Mind your beak - April Edition


A monthly column to help bird owners provide the best life possible for their feathered friends, keep them happy and healthy and to give you tips and ideas to make the most out of your relationship with them. I am a passionate bird advocate and owner myself and I would love to be able to help you have a loving and lasting relationship with these sometimes forgotten and misunderstood pets.

To get us started we are going to explore an important and fun topic that is at the very crux of having a healthy and happy bird.

Parrot Enrichment

Let’s start off by looking at the benefits of enrichment:

  • Reduces boredom
  • Allows the bird to engage its natural instincts 
  • Reduces and helps avoid behavioural issues, such as feather plucking, screaming, separation anxiety, aggression, biting and over sexualisation
  • Provides mental and intellectual stimulation
  • Keeps your bird healthy and happy
  • Builds a strong bond between you and your bird

Now that you can see the benefits of providing enrichment let’s explore exactly what enrichment is

Put simply enrichment is providing an environment for your bird so it can live similarly to the life it would have in its natural habitat.

To be successful with enrichment, it needs to be tailored to the species of bird you have where possible, as each species has their own different likes and needs.

To help you get started on providing adequate enrichment for your bird I have broken everything down into four parts. Simply follow these steps and you are almost guaranteed a happy healthy bird. 


Just like humans, birds respond to how things feel against their body especially their beaks, feathers, and feet. Therefore, it is important to provide objects in their environment that satisfy this need.

For instance, Conures love the feeling of snuggling up to soft materials, and will quite often go to sleep cuddled up to a fluffy piece of material or toy.

Some species of birds relish the feeling of crunching and chewing things, most notably the cockatoo and Asiatic Species.

Other ways to provide a satisfying tactile environment are offering different sizes and materials of perches, providing foot toys and giving your bird access to a bath or shower. Most birds especially the rainforest species, adore the feeling of having water run over their feathers.

Remember birds are highly intelligent, and emotional animals just like humans, so giving them these opportunities not only address health issues but also keeps them mentally happy.


Birds love to talk, mimic sounds and yes at times scream! This is a natural thing for them, especially at dawn and dusk, and is something they love to do. Mostly it will be a few quick screams and they are done till the afternoon, this is normal and natural and no discouragement is needed. However, if the screaming is going on in between these hours, something else is going on and we will address this in a later issue.

Talking to your bird, is so important, you will often see them watching your mouth closely and you will be surprised what sounds they love, these will often end up being your birds first words.

In general birds tend to love sing song melodic tones - just watch how excited your bird becomes if you sing him or her a song. If you are leaving your bird home alone for long periods of time, leaving the radio on for them is a great way to combat boredom and keep your bird happy while you are away.

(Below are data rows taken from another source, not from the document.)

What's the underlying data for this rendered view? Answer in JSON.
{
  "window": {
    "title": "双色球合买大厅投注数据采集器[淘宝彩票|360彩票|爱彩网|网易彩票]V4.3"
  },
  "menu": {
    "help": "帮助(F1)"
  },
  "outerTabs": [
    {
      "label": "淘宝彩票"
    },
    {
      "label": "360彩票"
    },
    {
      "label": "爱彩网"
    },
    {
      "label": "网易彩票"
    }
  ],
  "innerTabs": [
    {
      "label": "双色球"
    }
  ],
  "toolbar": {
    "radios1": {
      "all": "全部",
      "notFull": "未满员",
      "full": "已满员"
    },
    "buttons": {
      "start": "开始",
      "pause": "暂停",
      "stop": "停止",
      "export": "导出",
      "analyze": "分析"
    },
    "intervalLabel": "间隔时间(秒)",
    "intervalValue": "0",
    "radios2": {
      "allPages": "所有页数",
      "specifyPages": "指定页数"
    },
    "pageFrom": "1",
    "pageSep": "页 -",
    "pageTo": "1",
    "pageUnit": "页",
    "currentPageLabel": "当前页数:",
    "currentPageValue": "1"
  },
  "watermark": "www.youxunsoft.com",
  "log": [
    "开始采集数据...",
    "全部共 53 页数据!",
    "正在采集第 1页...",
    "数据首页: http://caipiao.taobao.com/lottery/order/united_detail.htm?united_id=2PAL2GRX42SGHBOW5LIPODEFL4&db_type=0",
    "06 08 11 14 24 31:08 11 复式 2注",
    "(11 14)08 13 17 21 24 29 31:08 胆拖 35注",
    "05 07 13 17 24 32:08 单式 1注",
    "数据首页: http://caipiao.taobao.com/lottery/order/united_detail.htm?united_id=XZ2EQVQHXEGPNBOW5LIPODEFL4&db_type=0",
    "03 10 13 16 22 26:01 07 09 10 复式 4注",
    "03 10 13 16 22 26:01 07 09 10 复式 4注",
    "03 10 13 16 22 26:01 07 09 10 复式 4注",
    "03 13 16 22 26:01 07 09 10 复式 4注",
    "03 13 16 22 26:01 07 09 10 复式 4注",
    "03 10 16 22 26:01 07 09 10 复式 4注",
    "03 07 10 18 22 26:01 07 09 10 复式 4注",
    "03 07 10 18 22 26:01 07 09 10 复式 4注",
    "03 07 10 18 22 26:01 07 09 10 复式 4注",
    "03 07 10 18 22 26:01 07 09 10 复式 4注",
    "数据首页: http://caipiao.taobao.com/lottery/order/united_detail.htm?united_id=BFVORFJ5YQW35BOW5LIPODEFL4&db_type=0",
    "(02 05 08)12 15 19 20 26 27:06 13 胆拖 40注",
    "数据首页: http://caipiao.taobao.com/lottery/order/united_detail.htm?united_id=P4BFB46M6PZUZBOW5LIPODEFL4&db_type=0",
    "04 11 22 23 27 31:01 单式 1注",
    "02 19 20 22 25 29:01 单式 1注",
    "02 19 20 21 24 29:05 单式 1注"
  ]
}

Incorporating toys that make lots of different sounds are also readily enjoyed. Try out different size bells, toys that play tunes, or bird safe chains and buckets so they can make their own noises by bashing the toys around.

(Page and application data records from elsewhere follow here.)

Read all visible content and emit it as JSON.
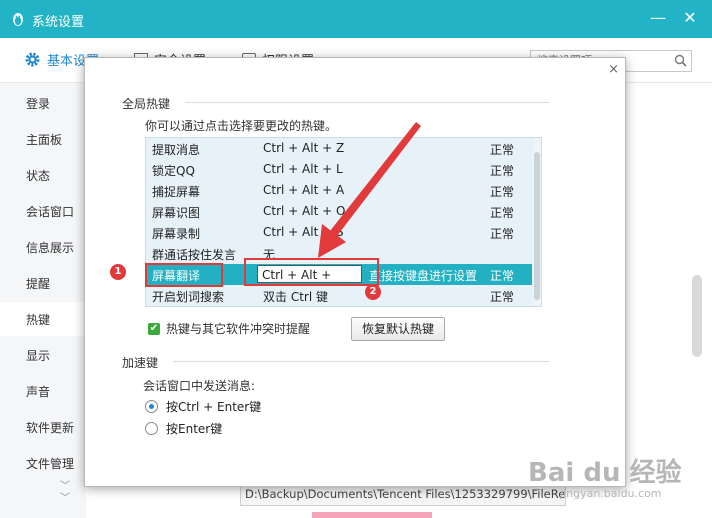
{
  "window": {
    "title": "系统设置",
    "minimize": "—",
    "close": "✕"
  },
  "topnav": {
    "tabs": [
      "基本设置",
      "安全设置",
      "权限设置"
    ],
    "search_placeholder": "搜索设置项"
  },
  "sidebar": {
    "items": [
      "登录",
      "主面板",
      "状态",
      "会话窗口",
      "信息展示",
      "提醒",
      "热键",
      "显示",
      "声音",
      "软件更新",
      "文件管理"
    ],
    "active_index": 6
  },
  "background": {
    "path_text": "D:\\Backup\\Documents\\Tencent Files\\1253329799\\FileRecv"
  },
  "dialog": {
    "close": "×",
    "section_global": "全局热键",
    "description": "你可以通过点击选择要更改的热键。",
    "hotkeys": [
      {
        "name": "提取消息",
        "key": "Ctrl + Alt + Z",
        "status": "正常"
      },
      {
        "name": "锁定QQ",
        "key": "Ctrl + Alt + L",
        "status": "正常"
      },
      {
        "name": "捕捉屏幕",
        "key": "Ctrl + Alt + A",
        "status": "正常"
      },
      {
        "name": "屏幕识图",
        "key": "Ctrl + Alt + O",
        "status": "正常"
      },
      {
        "name": "屏幕录制",
        "key": "Ctrl + Alt + S",
        "status": "正常"
      },
      {
        "name": "群通话按住发言",
        "key": "无",
        "status": ""
      },
      {
        "name": "屏幕翻译",
        "key": "Ctrl + Alt + ",
        "hint": "直接按键盘进行设置",
        "status": "正常",
        "selected": true
      },
      {
        "name": "开启划词搜索",
        "key": "双击 Ctrl 键",
        "status": "正常"
      }
    ],
    "conflict_checkbox": {
      "label": "热键与其它软件冲突时提醒",
      "checked": true
    },
    "restore_button": "恢复默认热键",
    "section_accel": "加速键",
    "send_label": "会话窗口中发送消息:",
    "send_options": [
      {
        "label": "按Ctrl + Enter键",
        "selected": true
      },
      {
        "label": "按Enter键",
        "selected": false
      }
    ]
  },
  "annotations": {
    "badge1": "1",
    "badge2": "2"
  },
  "watermark": {
    "text": "Bai du 经验",
    "sub": "jingyan.baidu.com"
  },
  "colors": {
    "titlebar": "#22b3c6",
    "selected_row": "#23b0c2",
    "annotation_red": "#e23a3a",
    "accent_blue": "#1f87d0"
  }
}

Providing a fun, healthy and varied diet on a daily or at least weekly basis will keep your bird very happy indeed. Birds love food, they love the smell of it, the taste of it, the sight of it and as most bird owners know the mess of it!

Providing dietary enrichment can be as simple as chopping fruits and vegies in different shapes and sizes from one day to another. The location of how you provide the food is also important.

Don’t just give your bird food in a bowl, whilst some food in a bowl is fine, teaching your bird to forage and hunt for their food makes for a much happier and busier bird.

Foraging can be as simple as stringing green vegies between the cage bars, putting food on a long stainless steel skewer (you can buy safe bird specific ones) or hiding food and treats in pinecones, perches, artichokes or in branches. You are only limited by your imagination when it comes to providing foraging activities.

I will be doing a whole article on foraging for our next issue.


Providing your birds environment with brightly coloured toys, natural foliage, and access to the outdoors where they can watch their environment changing, provides great mental stimulation.  

Think about how boring it would be if you were subjected to the same view day in day out, birds are highly intelligent and get bored very easily.

Some birds love being in amongst it, so being able to have access to a window to watch the world go by, and placing their cage in a family room so they get to see different people and feel like part of the family is important.

Most parrots also love watching TV, especially children’s programs - the bright colours and the melodic tones can give hours of happiness to an otherwise bored bird. TV can also make a great babysitter if you must work long hours and your bird is home alone.


Lastly and most importantly birds are very social animals (some species more than others) spending quality time with your bird both inside and outside the cage will not only help build the bond and relationship with your pet bird, but it also fills their need for company and social interaction just as it does for people. There are many fun games you can play with your bird, and even some quick and easy trust building games that we will go into in another issue also.

 A bird left alone with limited human and bird contact, can become very unhappy and depressed just like people - this leads to all sorts of behavioural issues that could have been avoided.